Sneak Peek: Packaging

I hope you're all having a nice, relaxing Easter weekend. It's a windy ol' Good Friday 'round these parts; I pity anyone attempting a picnic! A quiet day at home for me. I've been working on my jewellery packaging (as you can see from the pics) & now I'm done with that for now, it's time to go & bake some cinnamon scrolls with pecans & cranberries (in lieu of hot cross buns - vegan ones are tricky to come by) & perhaps get in a little sofa time & watch some DVDs. I've been thinking of re-watching Atonement because I saw another Ian McEwan adaptation on the teev the other day, Enduring Love, which I really enjoyed. The beginning was so haunting, it's still stuck in my head! Has anyone seen it? I do love Atonement, but you've got to be in a buoyant mood because it's so terribly sad!
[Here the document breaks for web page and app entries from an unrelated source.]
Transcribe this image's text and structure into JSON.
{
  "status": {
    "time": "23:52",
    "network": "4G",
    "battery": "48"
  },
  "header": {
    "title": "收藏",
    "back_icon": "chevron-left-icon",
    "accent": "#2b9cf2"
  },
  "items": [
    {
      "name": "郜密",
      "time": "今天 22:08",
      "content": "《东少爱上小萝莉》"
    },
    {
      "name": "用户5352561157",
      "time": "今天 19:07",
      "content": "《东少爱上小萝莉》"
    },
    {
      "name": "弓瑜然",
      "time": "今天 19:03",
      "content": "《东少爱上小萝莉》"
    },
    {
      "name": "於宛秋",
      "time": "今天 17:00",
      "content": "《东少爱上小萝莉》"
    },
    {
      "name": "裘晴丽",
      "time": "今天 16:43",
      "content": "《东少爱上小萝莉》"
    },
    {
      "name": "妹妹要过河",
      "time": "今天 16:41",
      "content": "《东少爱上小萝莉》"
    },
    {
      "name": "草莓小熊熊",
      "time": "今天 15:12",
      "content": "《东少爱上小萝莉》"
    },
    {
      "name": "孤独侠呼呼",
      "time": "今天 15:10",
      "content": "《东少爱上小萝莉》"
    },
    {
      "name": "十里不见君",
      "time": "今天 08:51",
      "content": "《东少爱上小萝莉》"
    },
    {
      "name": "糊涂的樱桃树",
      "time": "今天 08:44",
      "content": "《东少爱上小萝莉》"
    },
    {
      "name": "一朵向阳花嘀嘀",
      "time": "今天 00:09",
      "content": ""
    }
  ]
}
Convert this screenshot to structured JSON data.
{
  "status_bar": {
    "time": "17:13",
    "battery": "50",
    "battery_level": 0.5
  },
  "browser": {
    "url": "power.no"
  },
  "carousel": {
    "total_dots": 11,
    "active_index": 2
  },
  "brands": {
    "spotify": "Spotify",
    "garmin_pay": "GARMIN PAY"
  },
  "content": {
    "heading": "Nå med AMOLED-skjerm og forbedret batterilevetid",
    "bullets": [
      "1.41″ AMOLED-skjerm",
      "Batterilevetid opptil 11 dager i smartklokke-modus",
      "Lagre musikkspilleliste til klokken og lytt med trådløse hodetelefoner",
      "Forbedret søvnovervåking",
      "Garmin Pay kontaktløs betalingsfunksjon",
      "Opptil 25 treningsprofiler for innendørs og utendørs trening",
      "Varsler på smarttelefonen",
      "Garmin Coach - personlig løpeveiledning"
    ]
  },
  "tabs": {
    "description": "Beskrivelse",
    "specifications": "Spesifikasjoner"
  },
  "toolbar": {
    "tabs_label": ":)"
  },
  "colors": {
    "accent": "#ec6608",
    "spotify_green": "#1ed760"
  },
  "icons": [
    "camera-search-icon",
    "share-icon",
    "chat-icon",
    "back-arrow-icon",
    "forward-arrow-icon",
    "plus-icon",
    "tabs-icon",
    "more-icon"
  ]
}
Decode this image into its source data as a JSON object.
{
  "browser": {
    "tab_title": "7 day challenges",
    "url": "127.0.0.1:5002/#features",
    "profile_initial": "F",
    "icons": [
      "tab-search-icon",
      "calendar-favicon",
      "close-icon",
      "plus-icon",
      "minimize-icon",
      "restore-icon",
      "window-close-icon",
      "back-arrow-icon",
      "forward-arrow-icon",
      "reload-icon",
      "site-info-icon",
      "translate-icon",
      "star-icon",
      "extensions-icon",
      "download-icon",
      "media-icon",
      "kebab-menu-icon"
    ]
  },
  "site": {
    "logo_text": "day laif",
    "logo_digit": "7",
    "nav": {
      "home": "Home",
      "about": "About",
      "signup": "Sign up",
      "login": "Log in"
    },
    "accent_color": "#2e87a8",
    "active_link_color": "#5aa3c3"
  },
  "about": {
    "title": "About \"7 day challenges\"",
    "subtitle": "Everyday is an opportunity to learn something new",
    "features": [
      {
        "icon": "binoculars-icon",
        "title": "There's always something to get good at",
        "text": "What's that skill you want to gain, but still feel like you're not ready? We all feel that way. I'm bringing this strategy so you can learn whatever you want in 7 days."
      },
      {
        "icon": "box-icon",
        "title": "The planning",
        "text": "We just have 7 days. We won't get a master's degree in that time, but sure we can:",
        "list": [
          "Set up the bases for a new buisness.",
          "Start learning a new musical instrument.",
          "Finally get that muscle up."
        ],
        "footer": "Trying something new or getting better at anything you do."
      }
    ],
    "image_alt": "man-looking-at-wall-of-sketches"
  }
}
Anyway, here are some sneak peeks at my jewellery packaging. I'm rather happy with it! I've posted so many photos because none of them really do these enticing little boxes justice - there's something very tactile & pick-up-able about them. The designs are influenced a little by vintage matchboxes & mid-20th century Chinese apothecary labels, as well as 1930s-40s beauty products. The boxes have a genuinely vintage look, in part due to my paper choice, which is made to emulate old, faded butcher paper. It has a lovely sheen & feel. For once, I could make my designs unashamedly girly because the products are solely for we gals. Sorry chaps, I might do some tiepins & cufflinks in future!